### What the task asks
Return all the entries below exactly, except for the images they hold.

### Extracted information

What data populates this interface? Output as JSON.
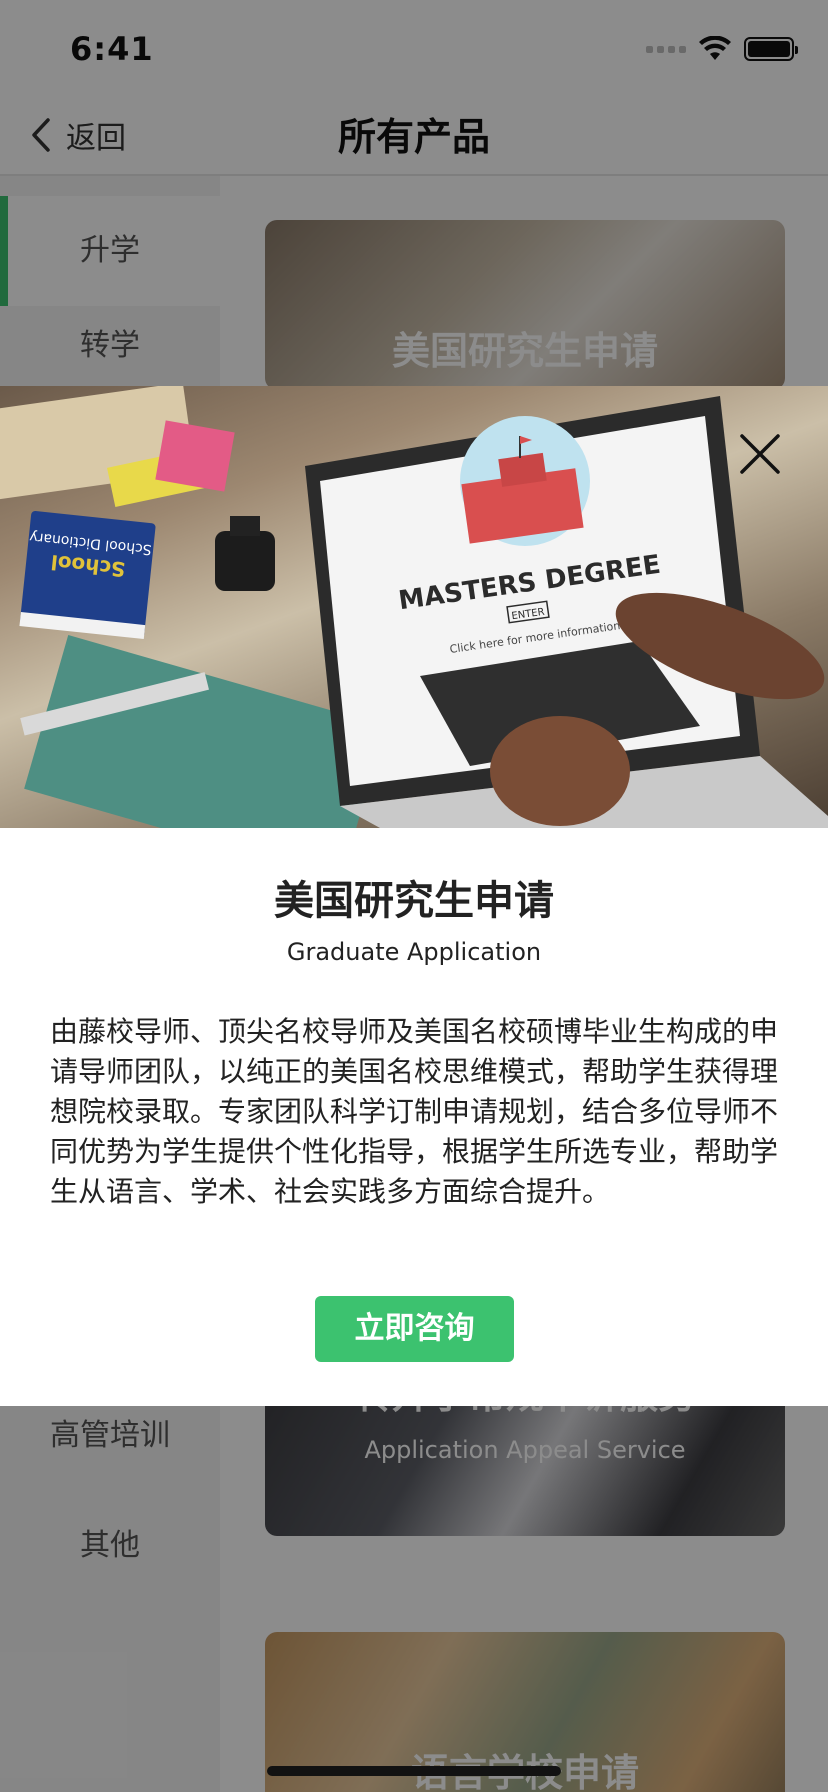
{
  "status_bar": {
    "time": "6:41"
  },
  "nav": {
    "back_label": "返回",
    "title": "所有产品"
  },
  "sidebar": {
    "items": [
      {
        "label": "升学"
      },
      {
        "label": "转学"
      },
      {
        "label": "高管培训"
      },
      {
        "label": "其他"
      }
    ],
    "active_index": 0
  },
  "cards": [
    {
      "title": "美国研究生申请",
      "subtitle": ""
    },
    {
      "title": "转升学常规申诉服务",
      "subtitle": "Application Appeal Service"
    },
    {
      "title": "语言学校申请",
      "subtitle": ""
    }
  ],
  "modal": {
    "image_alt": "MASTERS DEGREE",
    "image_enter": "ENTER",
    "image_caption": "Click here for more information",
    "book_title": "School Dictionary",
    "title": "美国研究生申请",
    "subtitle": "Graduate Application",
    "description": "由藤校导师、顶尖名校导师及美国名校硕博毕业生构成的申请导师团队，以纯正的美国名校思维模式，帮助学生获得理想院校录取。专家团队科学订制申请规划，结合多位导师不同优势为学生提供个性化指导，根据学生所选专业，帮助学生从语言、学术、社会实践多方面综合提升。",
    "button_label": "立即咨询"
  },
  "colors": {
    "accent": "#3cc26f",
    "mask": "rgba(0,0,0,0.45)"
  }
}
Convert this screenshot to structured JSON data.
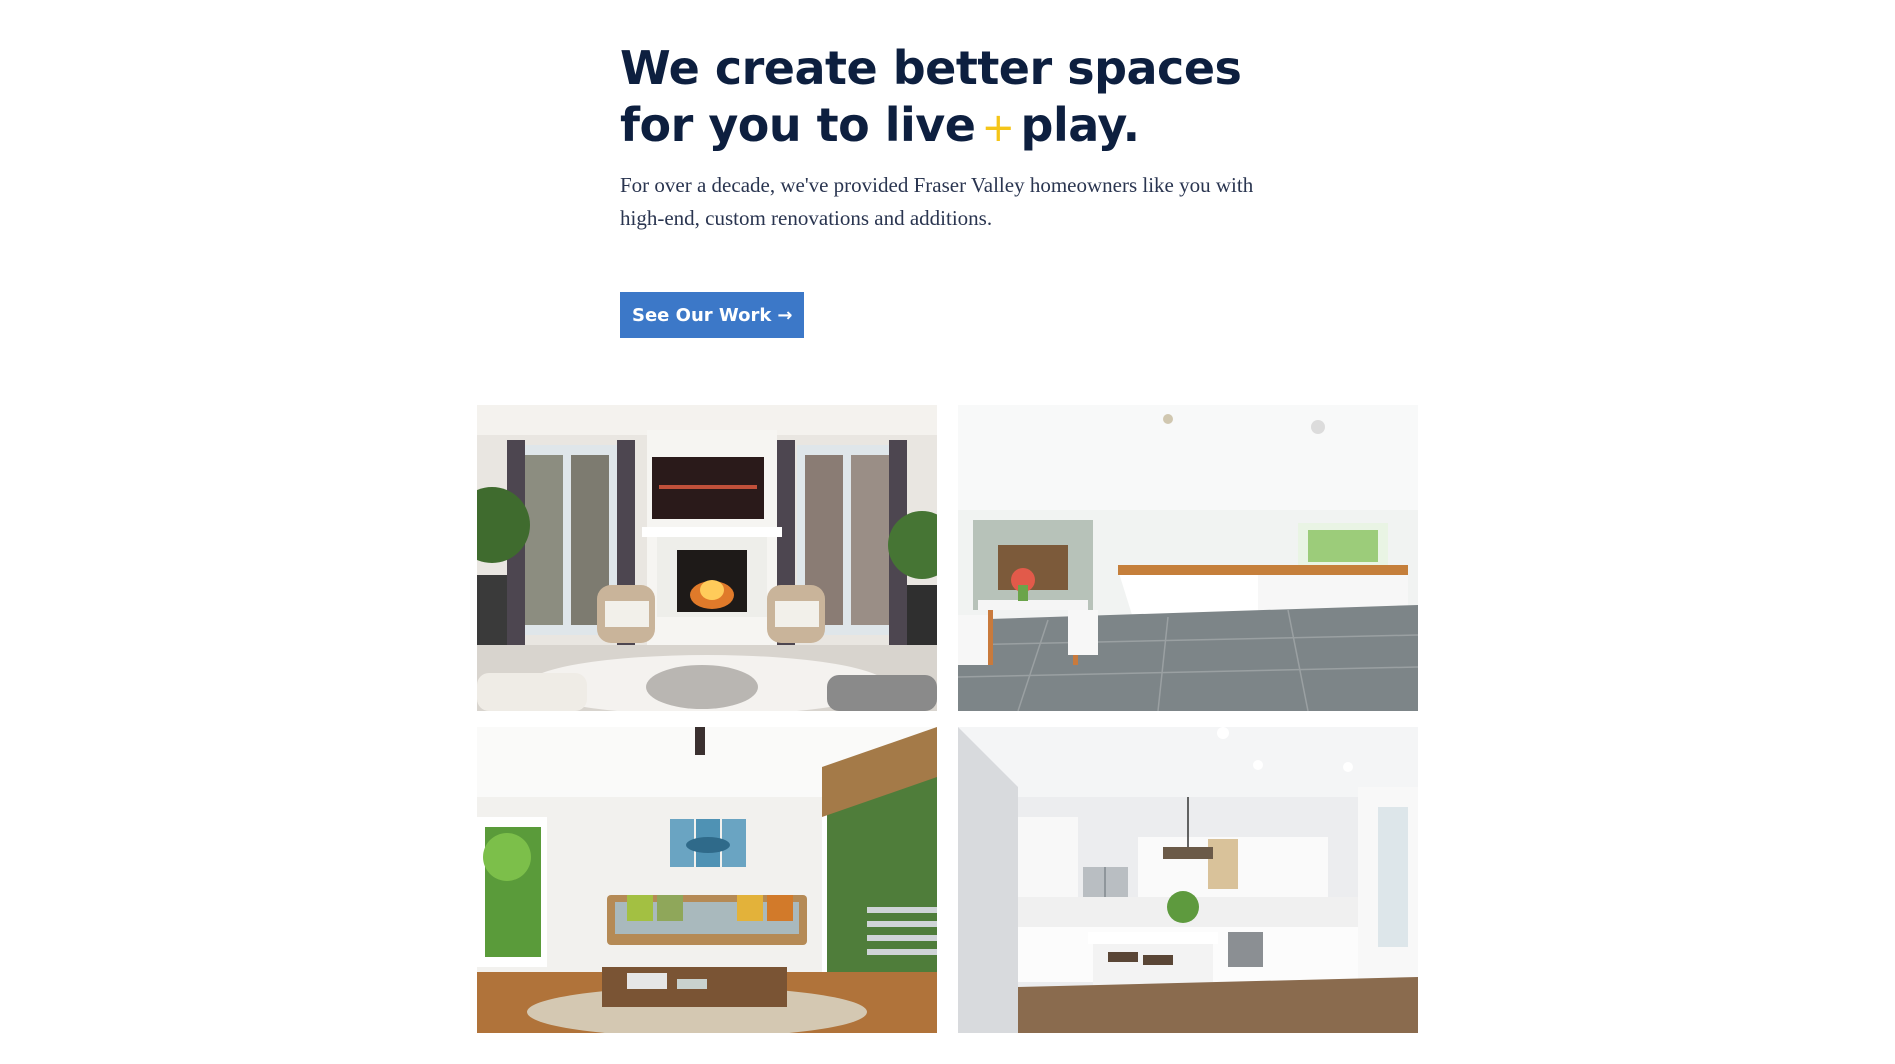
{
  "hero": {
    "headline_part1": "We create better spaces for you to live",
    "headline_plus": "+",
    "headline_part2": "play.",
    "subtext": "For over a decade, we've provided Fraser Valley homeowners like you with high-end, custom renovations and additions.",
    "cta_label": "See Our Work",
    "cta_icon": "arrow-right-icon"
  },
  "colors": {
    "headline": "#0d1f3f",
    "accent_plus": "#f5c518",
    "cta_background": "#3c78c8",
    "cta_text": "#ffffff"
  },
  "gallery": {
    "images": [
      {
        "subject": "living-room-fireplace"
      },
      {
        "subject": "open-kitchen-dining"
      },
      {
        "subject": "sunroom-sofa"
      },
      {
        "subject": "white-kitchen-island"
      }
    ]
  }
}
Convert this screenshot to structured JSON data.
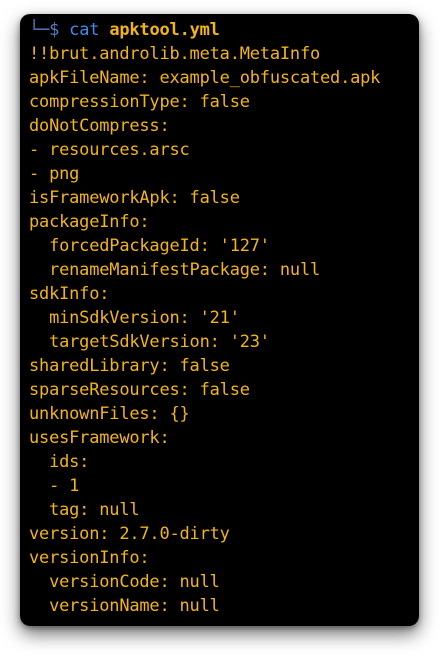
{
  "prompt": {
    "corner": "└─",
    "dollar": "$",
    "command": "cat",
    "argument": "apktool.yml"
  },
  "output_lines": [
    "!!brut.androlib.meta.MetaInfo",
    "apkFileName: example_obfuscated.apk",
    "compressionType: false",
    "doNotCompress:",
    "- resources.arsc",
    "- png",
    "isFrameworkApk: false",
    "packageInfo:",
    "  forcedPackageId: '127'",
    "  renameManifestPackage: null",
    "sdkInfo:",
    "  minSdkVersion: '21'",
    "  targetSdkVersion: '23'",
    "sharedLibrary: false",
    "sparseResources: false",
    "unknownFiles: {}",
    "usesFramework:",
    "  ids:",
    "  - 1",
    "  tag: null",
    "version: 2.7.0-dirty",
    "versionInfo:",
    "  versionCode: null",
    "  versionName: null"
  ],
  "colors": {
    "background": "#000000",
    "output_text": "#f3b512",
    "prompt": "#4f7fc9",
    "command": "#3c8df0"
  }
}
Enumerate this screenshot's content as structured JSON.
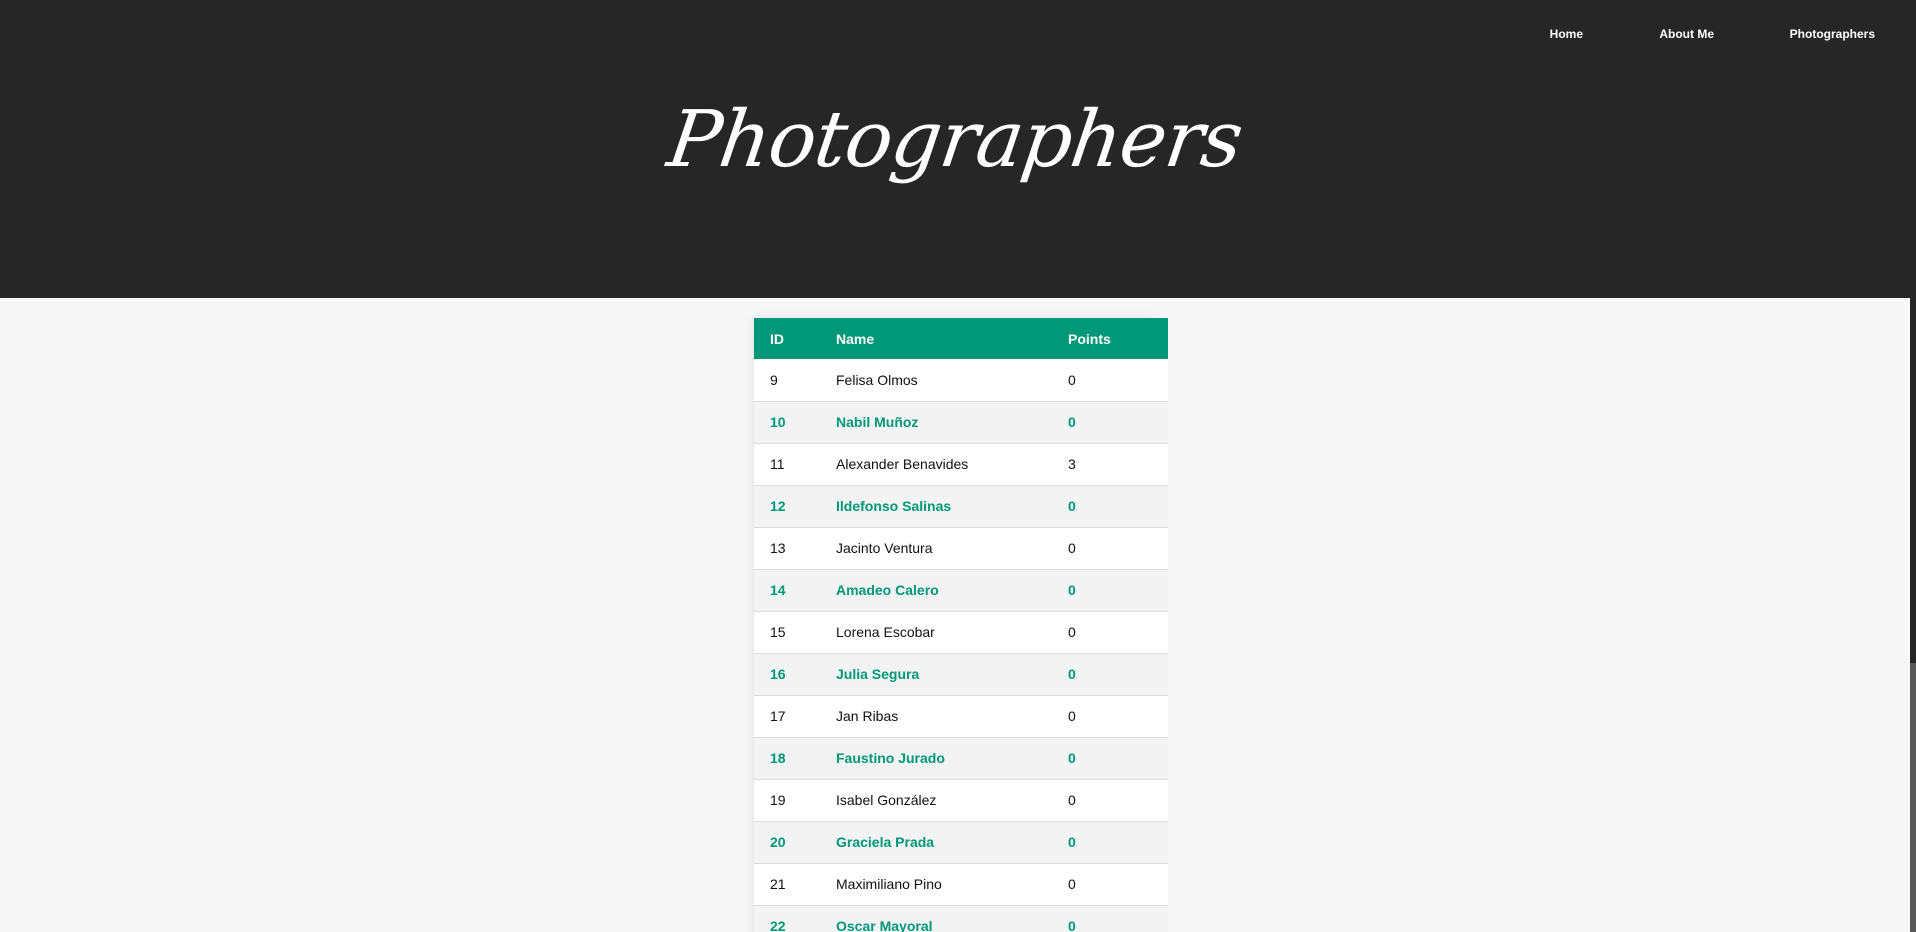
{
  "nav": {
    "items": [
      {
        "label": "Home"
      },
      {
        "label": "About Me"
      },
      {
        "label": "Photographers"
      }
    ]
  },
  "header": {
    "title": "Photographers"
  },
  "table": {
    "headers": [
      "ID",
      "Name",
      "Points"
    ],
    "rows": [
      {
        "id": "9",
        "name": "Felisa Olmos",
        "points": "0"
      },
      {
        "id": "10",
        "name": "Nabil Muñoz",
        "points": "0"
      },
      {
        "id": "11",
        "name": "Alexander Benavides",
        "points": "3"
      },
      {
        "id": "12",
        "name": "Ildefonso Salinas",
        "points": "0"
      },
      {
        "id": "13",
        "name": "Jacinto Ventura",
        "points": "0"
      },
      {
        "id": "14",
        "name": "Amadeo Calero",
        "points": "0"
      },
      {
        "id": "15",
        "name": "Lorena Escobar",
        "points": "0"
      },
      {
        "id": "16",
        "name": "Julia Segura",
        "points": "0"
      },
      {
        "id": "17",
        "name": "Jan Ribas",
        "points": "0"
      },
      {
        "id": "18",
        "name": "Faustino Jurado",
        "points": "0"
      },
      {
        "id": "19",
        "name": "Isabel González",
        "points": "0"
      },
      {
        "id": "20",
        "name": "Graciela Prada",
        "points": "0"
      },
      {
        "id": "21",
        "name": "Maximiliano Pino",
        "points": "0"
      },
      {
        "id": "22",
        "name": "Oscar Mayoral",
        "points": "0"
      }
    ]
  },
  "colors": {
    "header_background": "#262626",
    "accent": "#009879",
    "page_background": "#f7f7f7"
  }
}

### Answer box
What data populates this interface? Output as JSON.
{
  "status_bar": {
    "time": "6:41"
  },
  "nav": {
    "back_label": "返回",
    "title": "所有产品"
  },
  "sidebar": {
    "items": [
      {
        "label": "升学"
      },
      {
        "label": "转学"
      },
      {
        "label": "高管培训"
      },
      {
        "label": "其他"
      }
    ],
    "active_index": 0
  },
  "cards": [
    {
      "title": "美国研究生申请",
      "subtitle": ""
    },
    {
      "title": "转升学常规申诉服务",
      "subtitle": "Application Appeal Service"
    },
    {
      "title": "语言学校申请",
      "subtitle": ""
    }
  ],
  "modal": {
    "image_alt": "MASTERS DEGREE",
    "image_enter": "ENTER",
    "image_caption": "Click here for more information",
    "book_title": "School Dictionary",
    "title": "美国研究生申请",
    "subtitle": "Graduate Application",
    "description": "由藤校导师、顶尖名校导师及美国名校硕博毕业生构成的申请导师团队，以纯正的美国名校思维模式，帮助学生获得理想院校录取。专家团队科学订制申请规划，结合多位导师不同优势为学生提供个性化指导，根据学生所选专业，帮助学生从语言、学术、社会实践多方面综合提升。",
    "button_label": "立即咨询"
  },
  "colors": {
    "accent": "#3cc26f",
    "mask": "rgba(0,0,0,0.45)"
  }
}
Convert this screenshot to structured JSON data.
{
  "hero": {
    "headline_part1": "We create better spaces for you to live",
    "headline_plus": "+",
    "headline_part2": "play.",
    "subtext": "For over a decade, we've provided Fraser Valley homeowners like you with high-end, custom renovations and additions.",
    "cta_label": "See Our Work",
    "cta_icon": "arrow-right-icon"
  },
  "colors": {
    "headline": "#0d1f3f",
    "accent_plus": "#f5c518",
    "cta_background": "#3c78c8",
    "cta_text": "#ffffff"
  },
  "gallery": {
    "images": [
      {
        "subject": "living-room-fireplace"
      },
      {
        "subject": "open-kitchen-dining"
      },
      {
        "subject": "sunroom-sofa"
      },
      {
        "subject": "white-kitchen-island"
      }
    ]
  }
}
Convert this screenshot to structured JSON data.
{
  "prompt": {
    "corner": "└─",
    "dollar": "$",
    "command": "cat",
    "argument": "apktool.yml"
  },
  "output_lines": [
    "!!brut.androlib.meta.MetaInfo",
    "apkFileName: example_obfuscated.apk",
    "compressionType: false",
    "doNotCompress:",
    "- resources.arsc",
    "- png",
    "isFrameworkApk: false",
    "packageInfo:",
    "  forcedPackageId: '127'",
    "  renameManifestPackage: null",
    "sdkInfo:",
    "  minSdkVersion: '21'",
    "  targetSdkVersion: '23'",
    "sharedLibrary: false",
    "sparseResources: false",
    "unknownFiles: {}",
    "usesFramework:",
    "  ids:",
    "  - 1",
    "  tag: null",
    "version: 2.7.0-dirty",
    "versionInfo:",
    "  versionCode: null",
    "  versionName: null"
  ],
  "colors": {
    "background": "#000000",
    "output_text": "#f3b512",
    "prompt": "#4f7fc9",
    "command": "#3c8df0"
  }
}
Enumerate this screenshot's content as structured JSON.
{
  "nav": {
    "items": [
      {
        "label": "Home"
      },
      {
        "label": "About Me"
      },
      {
        "label": "Photographers"
      }
    ]
  },
  "header": {
    "title": "Photographers"
  },
  "table": {
    "headers": [
      "ID",
      "Name",
      "Points"
    ],
    "rows": [
      {
        "id": "9",
        "name": "Felisa Olmos",
        "points": "0"
      },
      {
        "id": "10",
        "name": "Nabil Muñoz",
        "points": "0"
      },
      {
        "id": "11",
        "name": "Alexander Benavides",
        "points": "3"
      },
      {
        "id": "12",
        "name": "Ildefonso Salinas",
        "points": "0"
      },
      {
        "id": "13",
        "name": "Jacinto Ventura",
        "points": "0"
      },
      {
        "id": "14",
        "name": "Amadeo Calero",
        "points": "0"
      },
      {
        "id": "15",
        "name": "Lorena Escobar",
        "points": "0"
      },
      {
        "id": "16",
        "name": "Julia Segura",
        "points": "0"
      },
      {
        "id": "17",
        "name": "Jan Ribas",
        "points": "0"
      },
      {
        "id": "18",
        "name": "Faustino Jurado",
        "points": "0"
      },
      {
        "id": "19",
        "name": "Isabel González",
        "points": "0"
      },
      {
        "id": "20",
        "name": "Graciela Prada",
        "points": "0"
      },
      {
        "id": "21",
        "name": "Maximiliano Pino",
        "points": "0"
      },
      {
        "id": "22",
        "name": "Oscar Mayoral",
        "points": "0"
      }
    ]
  },
  "colors": {
    "header_background": "#262626",
    "accent": "#009879",
    "page_background": "#f7f7f7"
  }
}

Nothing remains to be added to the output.